> **To do**
Only lines with the word "JSON" belong in the answer; copy them from the records below.

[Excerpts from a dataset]
******************************

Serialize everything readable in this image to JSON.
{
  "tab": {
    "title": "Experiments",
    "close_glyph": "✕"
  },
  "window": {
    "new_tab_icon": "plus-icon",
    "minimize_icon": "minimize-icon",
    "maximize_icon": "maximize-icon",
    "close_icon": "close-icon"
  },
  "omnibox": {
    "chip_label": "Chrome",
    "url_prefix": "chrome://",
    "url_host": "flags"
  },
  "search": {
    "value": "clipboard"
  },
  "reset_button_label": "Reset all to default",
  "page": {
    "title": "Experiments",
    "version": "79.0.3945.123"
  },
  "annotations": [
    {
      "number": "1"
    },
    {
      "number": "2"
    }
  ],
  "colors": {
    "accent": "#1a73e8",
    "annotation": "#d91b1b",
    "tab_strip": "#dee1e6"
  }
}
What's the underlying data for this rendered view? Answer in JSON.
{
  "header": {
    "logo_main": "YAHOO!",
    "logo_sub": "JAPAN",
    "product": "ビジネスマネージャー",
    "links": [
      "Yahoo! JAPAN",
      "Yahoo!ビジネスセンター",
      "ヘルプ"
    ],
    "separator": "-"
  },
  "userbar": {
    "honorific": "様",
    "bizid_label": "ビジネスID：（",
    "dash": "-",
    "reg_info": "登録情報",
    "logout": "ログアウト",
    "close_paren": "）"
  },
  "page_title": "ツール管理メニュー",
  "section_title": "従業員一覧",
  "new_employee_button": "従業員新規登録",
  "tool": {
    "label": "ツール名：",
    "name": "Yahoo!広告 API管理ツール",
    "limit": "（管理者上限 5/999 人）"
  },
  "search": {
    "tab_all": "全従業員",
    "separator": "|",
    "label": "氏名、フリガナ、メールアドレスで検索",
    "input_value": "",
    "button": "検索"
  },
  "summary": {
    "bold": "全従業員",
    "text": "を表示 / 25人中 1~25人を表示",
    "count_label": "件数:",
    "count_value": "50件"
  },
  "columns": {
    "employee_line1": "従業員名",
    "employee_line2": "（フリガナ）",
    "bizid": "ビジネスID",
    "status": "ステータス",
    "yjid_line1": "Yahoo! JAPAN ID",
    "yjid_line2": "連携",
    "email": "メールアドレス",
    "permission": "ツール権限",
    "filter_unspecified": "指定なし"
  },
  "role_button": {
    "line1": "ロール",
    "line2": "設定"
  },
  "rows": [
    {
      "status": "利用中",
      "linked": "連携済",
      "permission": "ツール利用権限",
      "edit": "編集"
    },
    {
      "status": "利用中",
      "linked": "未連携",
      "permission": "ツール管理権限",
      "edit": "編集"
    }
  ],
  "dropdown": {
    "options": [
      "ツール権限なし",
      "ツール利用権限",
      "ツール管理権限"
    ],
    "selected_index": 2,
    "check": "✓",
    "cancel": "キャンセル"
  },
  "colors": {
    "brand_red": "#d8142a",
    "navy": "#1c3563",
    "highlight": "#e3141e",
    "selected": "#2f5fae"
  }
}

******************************

> **Task response**
Serialize everything readable in this image to JSON.
What's the underlying data for this rendered view? Answer in JSON.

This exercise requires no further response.